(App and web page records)
──────────

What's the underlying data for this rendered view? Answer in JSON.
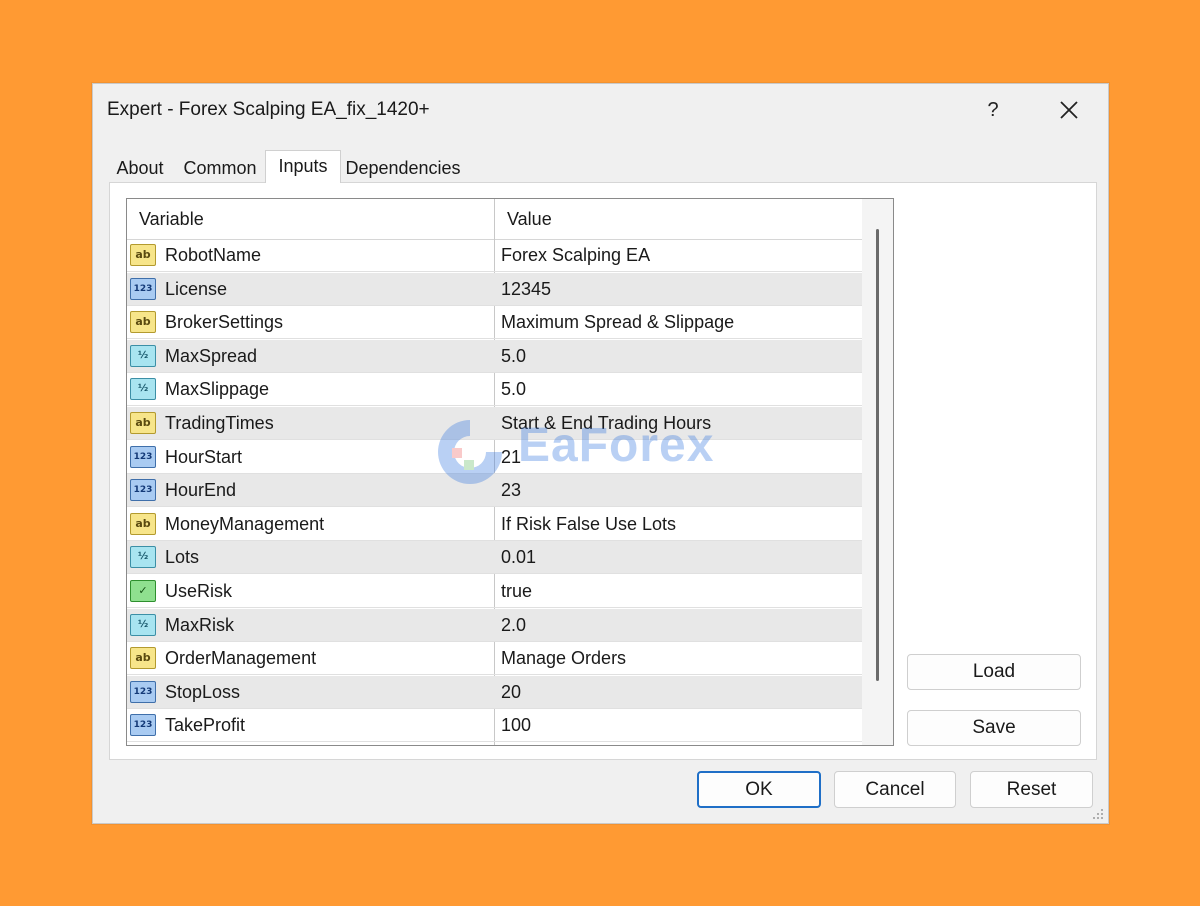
{
  "window": {
    "title": "Expert - Forex Scalping EA_fix_1420+",
    "help_label": "?"
  },
  "tabs": [
    {
      "label": "About"
    },
    {
      "label": "Common"
    },
    {
      "label": "Inputs",
      "active": true
    },
    {
      "label": "Dependencies"
    }
  ],
  "grid": {
    "headers": {
      "variable": "Variable",
      "value": "Value"
    },
    "rows": [
      {
        "icon": "string-type-icon",
        "badge": "ab",
        "name": "RobotName",
        "value": "Forex Scalping EA"
      },
      {
        "icon": "integer-type-icon",
        "badge": "123",
        "name": "License",
        "value": "12345"
      },
      {
        "icon": "string-type-icon",
        "badge": "ab",
        "name": "BrokerSettings",
        "value": "Maximum Spread & Slippage"
      },
      {
        "icon": "double-type-icon",
        "badge": "½",
        "name": "MaxSpread",
        "value": "5.0"
      },
      {
        "icon": "double-type-icon",
        "badge": "½",
        "name": "MaxSlippage",
        "value": "5.0"
      },
      {
        "icon": "string-type-icon",
        "badge": "ab",
        "name": "TradingTimes",
        "value": "Start & End Trading Hours"
      },
      {
        "icon": "integer-type-icon",
        "badge": "123",
        "name": "HourStart",
        "value": "21"
      },
      {
        "icon": "integer-type-icon",
        "badge": "123",
        "name": "HourEnd",
        "value": "23"
      },
      {
        "icon": "string-type-icon",
        "badge": "ab",
        "name": "MoneyManagement",
        "value": "If Risk False Use Lots"
      },
      {
        "icon": "double-type-icon",
        "badge": "½",
        "name": "Lots",
        "value": "0.01"
      },
      {
        "icon": "bool-type-icon",
        "badge": "✓",
        "name": "UseRisk",
        "value": "true"
      },
      {
        "icon": "double-type-icon",
        "badge": "½",
        "name": "MaxRisk",
        "value": "2.0"
      },
      {
        "icon": "string-type-icon",
        "badge": "ab",
        "name": "OrderManagement",
        "value": "Manage Orders"
      },
      {
        "icon": "integer-type-icon",
        "badge": "123",
        "name": "StopLoss",
        "value": "20"
      },
      {
        "icon": "integer-type-icon",
        "badge": "123",
        "name": "TakeProfit",
        "value": "100"
      }
    ]
  },
  "side_buttons": {
    "load": "Load",
    "save": "Save"
  },
  "footer_buttons": {
    "ok": "OK",
    "cancel": "Cancel",
    "reset": "Reset"
  },
  "watermark": {
    "text": "EaForex"
  }
}
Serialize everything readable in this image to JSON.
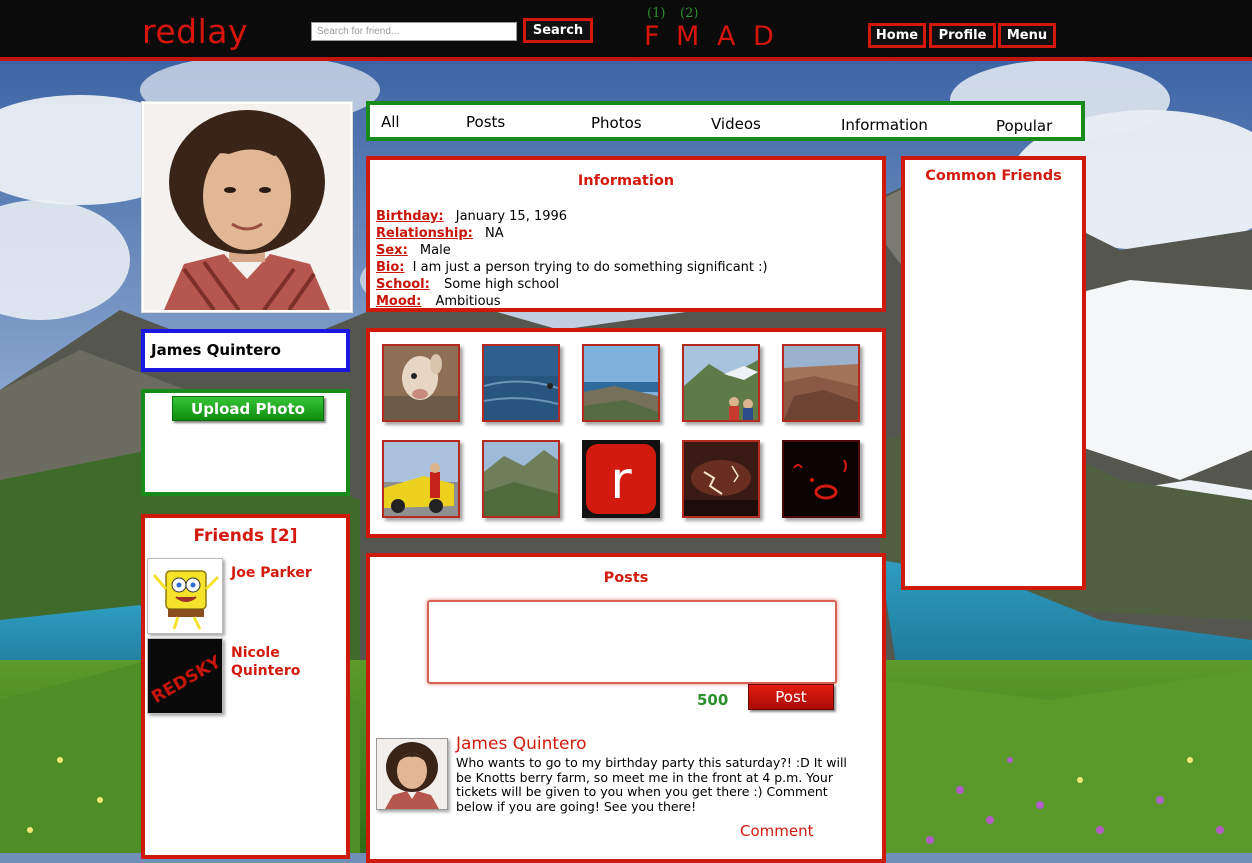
{
  "header": {
    "logo": "redlay",
    "search_placeholder": "Search for friend...",
    "search_button": "Search",
    "notifications": [
      {
        "letter": "F",
        "count": ""
      },
      {
        "letter": "M",
        "count": "(1)"
      },
      {
        "letter": "A",
        "count": "(2)"
      },
      {
        "letter": "D",
        "count": ""
      }
    ],
    "nav": {
      "home": "Home",
      "profile": "Profile",
      "menu": "Menu"
    }
  },
  "sidebar": {
    "name": "James Quintero",
    "upload_button": "Upload Photo",
    "friends_title": "Friends [2]",
    "friends": [
      {
        "name": "Joe Parker"
      },
      {
        "name": "Nicole Quintero"
      }
    ]
  },
  "tabs": [
    "All",
    "Posts",
    "Photos",
    "Videos",
    "Information",
    "Popular"
  ],
  "information": {
    "title": "Information",
    "rows": [
      {
        "label": "Birthday:",
        "value": "January 15, 1996"
      },
      {
        "label": "Relationship:",
        "value": "NA"
      },
      {
        "label": "Sex:",
        "value": "Male"
      },
      {
        "label": "Bio:",
        "value": "I am just a person trying to do something significant :)"
      },
      {
        "label": "School:",
        "value": "Some high school"
      },
      {
        "label": "Mood:",
        "value": "Ambitious"
      }
    ]
  },
  "photos": {
    "r_logo_text": "r",
    "redsky_text": "REDSKY"
  },
  "common_friends": {
    "title": "Common Friends"
  },
  "posts": {
    "title": "Posts",
    "char_count": "500",
    "post_button": "Post",
    "items": [
      {
        "author": "James Quintero",
        "text": "Who wants to go to my birthday party this saturday?! :D It will be Knotts berry farm, so meet me in the front at 4 p.m. Your tickets will be given to you when you get there :) Comment below if you are going! See you there!",
        "comment_label": "Comment"
      }
    ]
  },
  "colors": {
    "brand_red": "#d21b0e",
    "accent_green": "#198b1a",
    "accent_blue": "#1c16e2"
  }
}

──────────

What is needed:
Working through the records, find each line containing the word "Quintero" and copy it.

Solution to the exercise:
    "name": "James Quintero",
        "name": "Nicole Quintero"
        "author": "James Quintero",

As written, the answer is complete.